It has been a long time coming but various things had to be set in place before the work could begin. This included upgrading the existing edit suite to handle the large high-definition files and creating a back up system to ensure the project would never be lost. I learned that lesson the hard way!
There is roughly 140 hours of footage to watch, which may just take a while. I have to get this edited down to just 100 minutes! It's going to be fun revisiting the journey though. But this is only part of the post production stage.
There's a particular sound I want for the film in the way of music, and I have a wish list of tracks. Six weeks ago I started talking to the likes of Sony Entertainment Inc, Oh Boy records in Nashville, and so on, with a view to gaining the licences to use certain tracks in the film. At first the monies being quoted were reasonable, but the process quickly turned into a minefield. There are three licenses I need to use music in my film: a licence from the owners of the recording; a synchronisation licence to cut images to the music; and a publishers licence, the owners of the original composition. This last one can cost anything from $1 to millions. And it's not that clear cut.
Six weeks on and I've had enough. No amount of pitching the passion and importance of the film moved things on. It was becoming apparent that it was all about money. So a decision has been made: I'm going to commission music specially for the film.
It will be a fraction of the cost and I'll own all rights with no limit to it's use. I just have the small matter of raising the funds! I'll most likely create a Crowdfunding project for this, which I'll blog about later.
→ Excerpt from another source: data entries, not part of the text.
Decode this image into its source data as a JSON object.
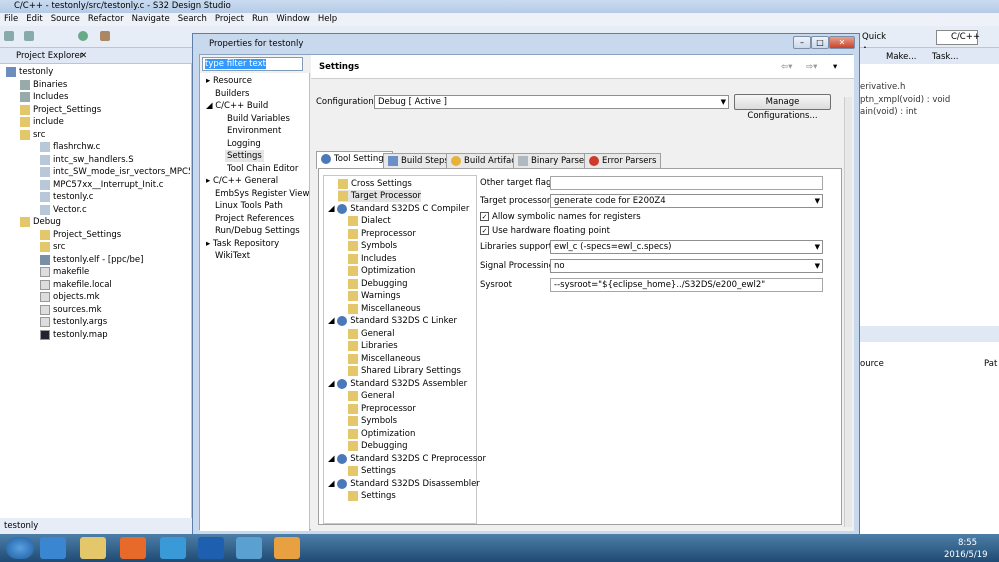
{
  "window": {
    "title": "C/C++ - testonly/src/testonly.c - S32 Design Studio"
  },
  "menu": [
    "File",
    "Edit",
    "Source",
    "Refactor",
    "Navigate",
    "Search",
    "Project",
    "Run",
    "Window",
    "Help"
  ],
  "toolbar": {
    "quick_access": "Quick Access",
    "perspective": "C/C++"
  },
  "explorer": {
    "title": "Project Explorer",
    "items": [
      {
        "label": "testonly"
      },
      {
        "label": "Binaries"
      },
      {
        "label": "Includes"
      },
      {
        "label": "Project_Settings"
      },
      {
        "label": "include"
      },
      {
        "label": "src"
      },
      {
        "label": "flashrchw.c"
      },
      {
        "label": "intc_sw_handlers.S"
      },
      {
        "label": "intc_SW_mode_isr_vectors_MPC5744P.c"
      },
      {
        "label": "MPC57xx__Interrupt_Init.c"
      },
      {
        "label": "testonly.c"
      },
      {
        "label": "Vector.c"
      },
      {
        "label": "Debug"
      },
      {
        "label": "Project_Settings"
      },
      {
        "label": "src"
      },
      {
        "label": "testonly.elf - [ppc/be]"
      },
      {
        "label": "makefile"
      },
      {
        "label": "makefile.local"
      },
      {
        "label": "objects.mk"
      },
      {
        "label": "sources.mk"
      },
      {
        "label": "testonly.args"
      },
      {
        "label": "testonly.map"
      }
    ]
  },
  "status": {
    "text": "testonly"
  },
  "rightpane": {
    "tab1": "Make...",
    "tab2": "Task...",
    "lines": [
      "erivative.h",
      "ptn_xmpl(void) : void",
      "ain(void) : int"
    ],
    "col_source": "ource",
    "col_path": "Pat"
  },
  "dialog": {
    "title": "Properties for testonly",
    "filter_text": "type filter text",
    "nav": [
      {
        "label": "Resource"
      },
      {
        "label": "Builders"
      },
      {
        "label": "C/C++ Build"
      },
      {
        "label": "Build Variables"
      },
      {
        "label": "Environment"
      },
      {
        "label": "Logging"
      },
      {
        "label": "Settings"
      },
      {
        "label": "Tool Chain Editor"
      },
      {
        "label": "C/C++ General"
      },
      {
        "label": "EmbSys Register View"
      },
      {
        "label": "Linux Tools Path"
      },
      {
        "label": "Project References"
      },
      {
        "label": "Run/Debug Settings"
      },
      {
        "label": "Task Repository"
      },
      {
        "label": "WikiText"
      }
    ],
    "settings_title": "Settings",
    "configuration_label": "Configuration:",
    "configuration_value": "Debug  [ Active ]",
    "manage_button": "Manage Configurations...",
    "tabs": [
      "Tool Settings",
      "Build Steps",
      "Build Artifact",
      "Binary Parsers",
      "Error Parsers"
    ],
    "tool_tree": [
      {
        "label": "Cross Settings"
      },
      {
        "label": "Target Processor"
      },
      {
        "label": "Standard S32DS C Compiler"
      },
      {
        "label": "Dialect"
      },
      {
        "label": "Preprocessor"
      },
      {
        "label": "Symbols"
      },
      {
        "label": "Includes"
      },
      {
        "label": "Optimization"
      },
      {
        "label": "Debugging"
      },
      {
        "label": "Warnings"
      },
      {
        "label": "Miscellaneous"
      },
      {
        "label": "Standard S32DS C Linker"
      },
      {
        "label": "General"
      },
      {
        "label": "Libraries"
      },
      {
        "label": "Miscellaneous"
      },
      {
        "label": "Shared Library Settings"
      },
      {
        "label": "Standard S32DS Assembler"
      },
      {
        "label": "General"
      },
      {
        "label": "Preprocessor"
      },
      {
        "label": "Symbols"
      },
      {
        "label": "Optimization"
      },
      {
        "label": "Debugging"
      },
      {
        "label": "Standard S32DS C Preprocessor"
      },
      {
        "label": "Settings"
      },
      {
        "label": "Standard S32DS Disassembler"
      },
      {
        "label": "Settings"
      }
    ],
    "options": {
      "other_flags_label": "Other target flags",
      "other_flags_value": "",
      "target_processor_label": "Target processor",
      "target_processor_value": "generate code for E200Z4",
      "allow_symbolic_label": "Allow symbolic names for registers",
      "hw_float_label": "Use hardware floating point",
      "libraries_label": "Libraries support",
      "libraries_value": "ewl_c (-specs=ewl_c.specs)",
      "signal_label": "Signal Processing",
      "signal_value": "no",
      "sysroot_label": "Sysroot",
      "sysroot_value": "--sysroot=\"${eclipse_home}../S32DS/e200_ewl2\""
    }
  },
  "taskbar": {
    "time": "8:55",
    "date": "2016/5/19"
  }
}
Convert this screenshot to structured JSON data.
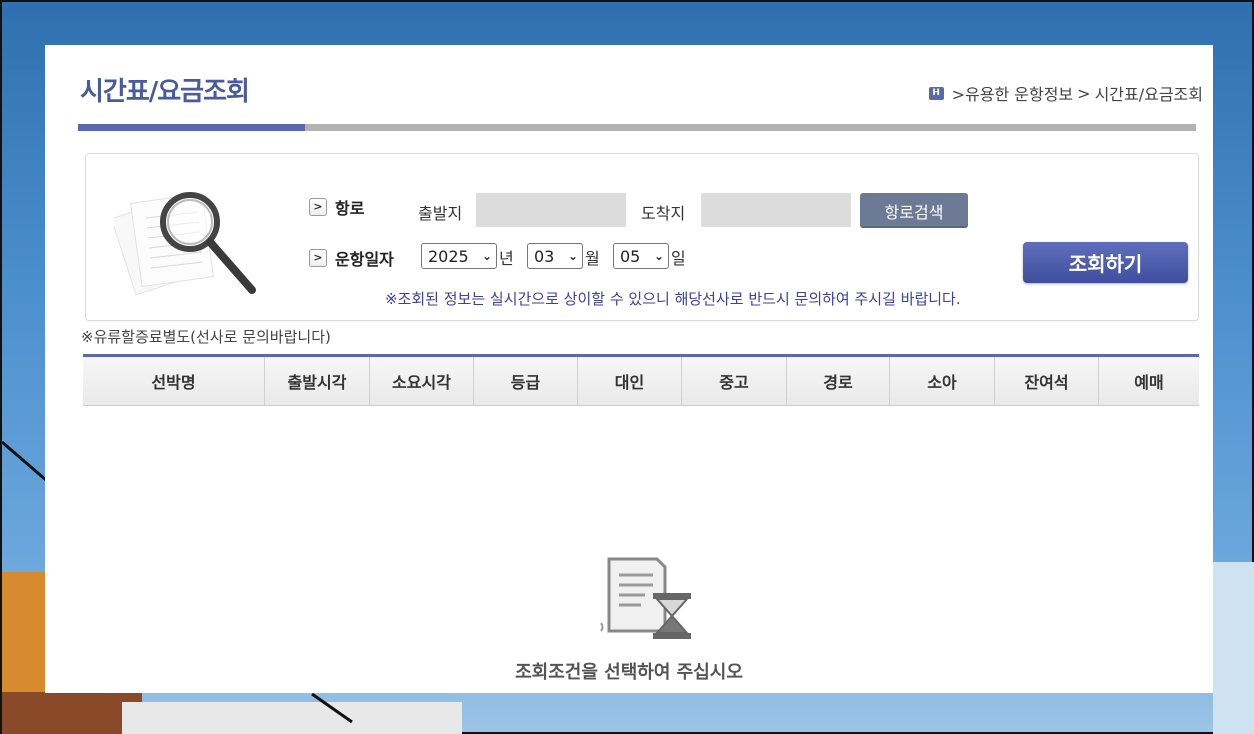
{
  "header": {
    "title": "시간표/요금조회",
    "breadcrumb": [
      ">유용한 운항정보",
      ">",
      "시간표/요금조회"
    ]
  },
  "search": {
    "route_label": "항로",
    "departure_label": "출발지",
    "arrival_label": "도착지",
    "route_search_button": "항로검색",
    "date_label": "운항일자",
    "year": "2025",
    "year_unit": "년",
    "month": "03",
    "month_unit": "월",
    "day": "05",
    "day_unit": "일",
    "submit_button": "조회하기",
    "notice": "※조회된 정보는 실시간으로 상이할 수 있으니 해당선사로 반드시 문의하여 주시길 바랍니다."
  },
  "surcharge_note": "※유류할증료별도(선사로 문의바랍니다)",
  "table": {
    "columns": [
      "선박명",
      "출발시각",
      "소요시각",
      "등급",
      "대인",
      "중고",
      "경로",
      "소아",
      "잔여석",
      "예매"
    ]
  },
  "empty_message": "조회조건을 선택하여 주십시오",
  "colors": {
    "accent": "#5c68ad",
    "notice_text": "#3b3fa8",
    "submit_button": "#4a59a8"
  }
}
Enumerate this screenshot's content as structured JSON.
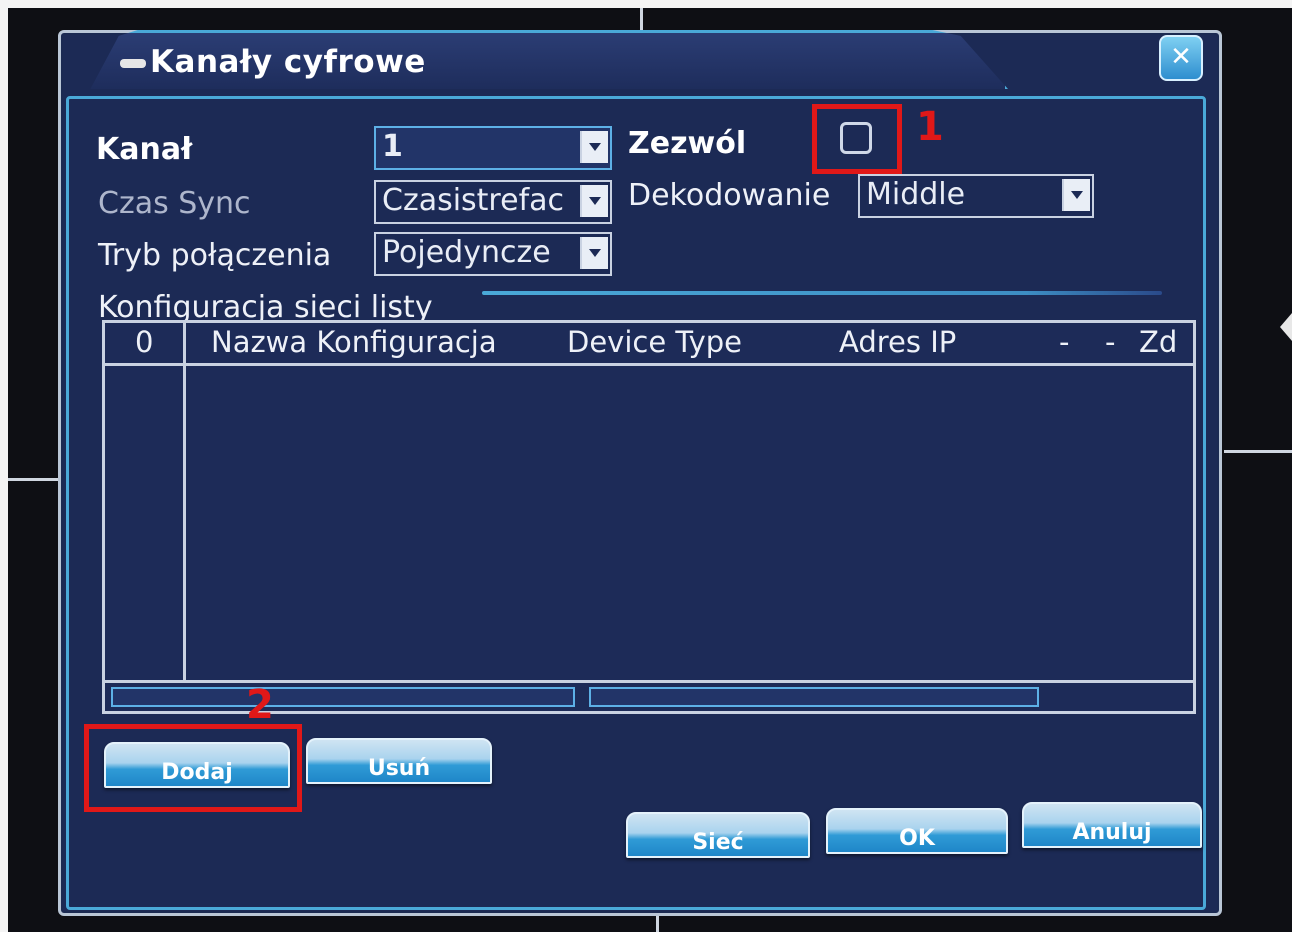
{
  "window": {
    "title": "Kanały cyfrowe",
    "close_icon": "x-close-icon"
  },
  "form": {
    "channel_label": "Kanał",
    "channel_value": "1",
    "enable_label": "Zezwól",
    "sync_label": "Czas Sync",
    "sync_value": "Czasistrefac",
    "decode_label": "Dekodowanie",
    "decode_value": "Middle",
    "mode_label": "Tryb połączenia",
    "mode_value": "Pojedyncze"
  },
  "network": {
    "section_title": "Konfiguracja sieci listy",
    "columns": [
      "0",
      "Nazwa Konfiguracja",
      "Device Type",
      "Adres IP",
      "-",
      "-",
      "Zd"
    ],
    "rows": []
  },
  "annotations": {
    "marker_1": "1",
    "marker_2": "2",
    "color": "#e01818"
  },
  "buttons": {
    "add_label": "Dodaj",
    "delete_label": "Usuń",
    "net_label": "Sieć",
    "ok_label": "OK",
    "cancel_label": "Anuluj"
  },
  "colors": {
    "panel": "#1c2a55",
    "accent": "#4aa9d8",
    "button": "#1f86c8"
  }
}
My next challenge is to commission animation. This will be in the form of showing the route with a fly-through over a 3-D landscape. It may be I have to use Google Earth for this but it's my hope to have something more bespoke.
Time will pass quickly, so I'll also have to fit in the research for festivals and the requirements for submitting. And there's a cost in that too!
Recently a TV company, out of Minneapolis, aired an 8 minute programme on Life To The Max. You can catch that here: Sleepless TV slot. Most of the footage used is mine, which is great in terms of ongoing publicity, another vitally important aspect.
I also have to cut a minimum 25 minute rough cut by mid January in order to submit a funding application to Sundance, and shortly after that there will be a short trailer online. To keep up to date with everything, or even register your interest in the movie, keep checking out the website at SleeplessTilSeattle.com
Oh, and there's the small matter of the day job!
Maybe I should just forget about ever going to bed for the next 9 months?!